Jack glanced up at him with a small smile.
"Not Y Gacen Amhosibl?" he asked.
"That would be MY favorite," Ianto told him severely. "Tonight is about you."
Jack sat across the table from the youngest member of his team, not talking much, just eating, drinking, being fussed over. Atypically, Ianto kept up a running monologue, practically chattering, telling funny stories from his childhood, from Torchwood One. Jack watched, and listened, and wondered when the last time had been that someone actually took care of him. The Doctor? Rose? No. Estelle? Had she fussed over him? Probably, but he couldn't actually remember it. Jack was a caretaker, a leader, someone who never was hurt or sick. Not a lot of opportunity to play the caretak-ee.
But Ianto was a caretaker too—he used actions rather than words to show his feelings--and Jack realized that actually the Welshman had already been taking care of him for the past several months. Not as overtly as he was that night, but all day, everyday. How many times had Ianto slipped a sandwich into his hand before he realized that he was starving, or held his freshly brushed coat up for him so that he could slip it on as he was preparing to leave the Hub, brought him a fresh cup of coffee just as the last one cooled past the perfect temperature for drinking, fielded a telephone call from UNIT or NATO or the Prime Minister's office when Jack didn't want to talk to them, or when temperamentally he wasn't in good shape to hold his tongue?
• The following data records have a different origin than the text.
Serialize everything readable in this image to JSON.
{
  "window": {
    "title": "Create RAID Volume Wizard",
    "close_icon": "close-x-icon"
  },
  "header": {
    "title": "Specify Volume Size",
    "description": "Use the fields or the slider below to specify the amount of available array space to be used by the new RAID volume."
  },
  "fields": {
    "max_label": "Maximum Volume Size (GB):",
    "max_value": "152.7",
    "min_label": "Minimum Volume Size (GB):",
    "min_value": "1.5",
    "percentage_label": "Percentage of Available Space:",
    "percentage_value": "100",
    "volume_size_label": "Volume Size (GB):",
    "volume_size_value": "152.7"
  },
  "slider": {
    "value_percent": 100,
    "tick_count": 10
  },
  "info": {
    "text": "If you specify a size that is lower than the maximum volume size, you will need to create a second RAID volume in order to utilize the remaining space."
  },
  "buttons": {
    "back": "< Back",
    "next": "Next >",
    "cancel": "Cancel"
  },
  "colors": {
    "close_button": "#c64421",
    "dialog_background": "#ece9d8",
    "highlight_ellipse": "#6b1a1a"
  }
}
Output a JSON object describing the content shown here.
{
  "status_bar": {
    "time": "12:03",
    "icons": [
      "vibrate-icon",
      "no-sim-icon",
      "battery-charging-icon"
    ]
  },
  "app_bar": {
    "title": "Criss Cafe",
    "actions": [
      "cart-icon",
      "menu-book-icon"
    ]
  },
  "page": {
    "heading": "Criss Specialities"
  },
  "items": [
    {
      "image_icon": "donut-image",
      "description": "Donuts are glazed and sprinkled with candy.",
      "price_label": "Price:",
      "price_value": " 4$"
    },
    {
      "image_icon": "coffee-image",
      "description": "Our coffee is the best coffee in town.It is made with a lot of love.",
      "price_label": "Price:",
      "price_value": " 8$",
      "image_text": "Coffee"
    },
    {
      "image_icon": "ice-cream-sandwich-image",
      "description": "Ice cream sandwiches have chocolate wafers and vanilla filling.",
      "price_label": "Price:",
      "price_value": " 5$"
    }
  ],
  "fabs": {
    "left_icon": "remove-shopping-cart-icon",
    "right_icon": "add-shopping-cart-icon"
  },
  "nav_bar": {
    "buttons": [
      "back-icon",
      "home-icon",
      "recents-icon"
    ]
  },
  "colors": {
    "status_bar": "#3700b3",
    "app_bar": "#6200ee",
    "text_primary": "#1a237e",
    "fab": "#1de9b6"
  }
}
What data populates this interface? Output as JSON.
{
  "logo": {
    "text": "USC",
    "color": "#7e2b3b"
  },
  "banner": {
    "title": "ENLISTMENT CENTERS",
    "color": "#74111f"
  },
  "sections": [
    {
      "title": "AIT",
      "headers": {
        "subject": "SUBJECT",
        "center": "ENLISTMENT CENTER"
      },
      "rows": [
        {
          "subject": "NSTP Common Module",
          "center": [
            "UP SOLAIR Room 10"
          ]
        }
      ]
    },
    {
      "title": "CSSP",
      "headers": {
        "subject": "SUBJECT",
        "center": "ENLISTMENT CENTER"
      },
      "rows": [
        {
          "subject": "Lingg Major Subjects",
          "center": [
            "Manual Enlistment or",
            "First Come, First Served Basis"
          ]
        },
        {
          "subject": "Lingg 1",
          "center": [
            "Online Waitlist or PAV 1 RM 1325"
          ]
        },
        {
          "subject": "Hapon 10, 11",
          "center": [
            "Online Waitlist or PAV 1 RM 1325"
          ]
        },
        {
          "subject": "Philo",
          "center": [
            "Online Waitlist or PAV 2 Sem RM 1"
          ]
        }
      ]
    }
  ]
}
And how much of Torchwood Three's paperwork just seemed to melt away since Ianto arrived, always done, always neat, always complete? When was the last time he'd had to worry whether the Weevils had been fed, or the cells cleaned? Or the last time he emerged from his bunker in the morning without finding Ianto already at work, with a cup of coffee ready and waiting? Jack just hadn't paid attention, hadn't really noticed. That night he did, and he let the warmth of that recognition spill over him. That night he had basked in being cherished.
And now, just a week later, lying on his bed, wide awake in the middle of the night, holding the sleeping Welshman, listening to his breathing, remembering, Jack discovered that he liked cherishing just as much.